Throughout my discussion with Phil, I mentioned the 'first-in-first-out' concept, which went nowhere.  I then took another tact--which I felt was a really generous concession on my part:  I'll take the car back unfinished, with the new damage, and pay them only half of what I owe.  In turn, I give them 90 days to re-schedule the completion of my car.  If they don't, I don't pay them any more money.  Phil told me he'd take this offer to Al.  I was left to develop an understanding for the situation I was now in.

By the following Saturday--and having heard no word from anyone--I arrived at the shop with the intentions of paying for and picking up the Nautilus.  I was again ready to move on, but no one was there. I contacted Al by cell phone and he apologized and gave me permission to pick up the car--NO CHARGE--because his policy is that no one pays until the work is fully complete and customer is happy.
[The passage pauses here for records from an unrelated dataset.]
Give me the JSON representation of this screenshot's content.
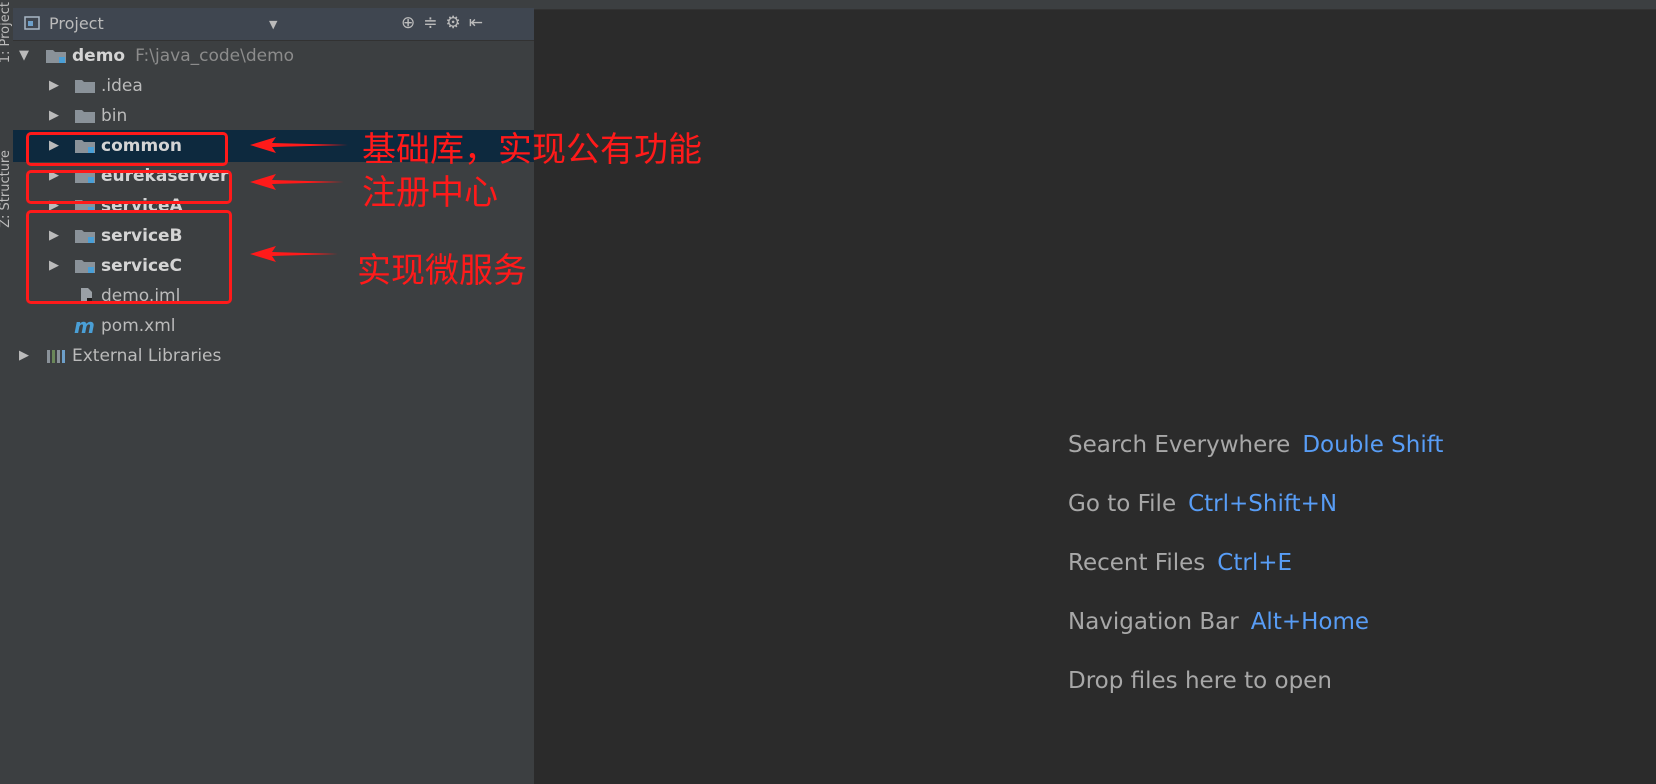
{
  "sidebar_strip": {
    "project_tab": "1: Project",
    "structure_tab": "Z: Structure"
  },
  "panel": {
    "title": "Project",
    "tree": [
      {
        "label": "demo",
        "path": "F:\\java_code\\demo",
        "expanded": true,
        "bold": true,
        "icon": "module-folder-icon"
      },
      {
        "label": ".idea",
        "icon": "folder-icon"
      },
      {
        "label": "bin",
        "icon": "folder-icon"
      },
      {
        "label": "common",
        "bold": true,
        "selected": true,
        "icon": "module-folder-icon"
      },
      {
        "label": "eurekaserver",
        "bold": true,
        "icon": "module-folder-icon"
      },
      {
        "label": "serviceA",
        "bold": true,
        "icon": "module-folder-icon"
      },
      {
        "label": "serviceB",
        "bold": true,
        "icon": "module-folder-icon"
      },
      {
        "label": "serviceC",
        "bold": true,
        "icon": "module-folder-icon"
      },
      {
        "label": "demo.iml",
        "icon": "iml-file-icon"
      },
      {
        "label": "pom.xml",
        "icon": "maven-icon"
      },
      {
        "label": "External Libraries",
        "icon": "libraries-icon"
      }
    ]
  },
  "annotations": {
    "common": "基础库，实现公有功能",
    "eureka": "注册中心",
    "services": "实现微服务"
  },
  "editor_hints": [
    {
      "text": "Search Everywhere",
      "shortcut": "Double Shift"
    },
    {
      "text": "Go to File",
      "shortcut": "Ctrl+Shift+N"
    },
    {
      "text": "Recent Files",
      "shortcut": "Ctrl+E"
    },
    {
      "text": "Navigation Bar",
      "shortcut": "Alt+Home"
    },
    {
      "text": "Drop files here to open",
      "shortcut": ""
    }
  ],
  "colors": {
    "accent": "#589df6",
    "annotation": "#ff1a1a",
    "selection": "#0d293e"
  }
}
Honestly, I was stunned by Al's shop policy.  In the face of my disappointment, he still managed to exceeded my expectations.  The both of us agreed that we would follow up each week and eventually we'd arrange for the Nautilus to return to the Thornton location to be completely finished.  In the meantime, the craft is at home in my garage and I have something nice to test fit parts to...bumpers and carpet, for example.  The project really is still on track and moving forward on all fronts.  I knew this restoration was going to be a challenge.  I just need to keep a cool head and keep looking up!  I still think I'm dealing with a good shop, but I hope to be able to call it a great shop before this is over with.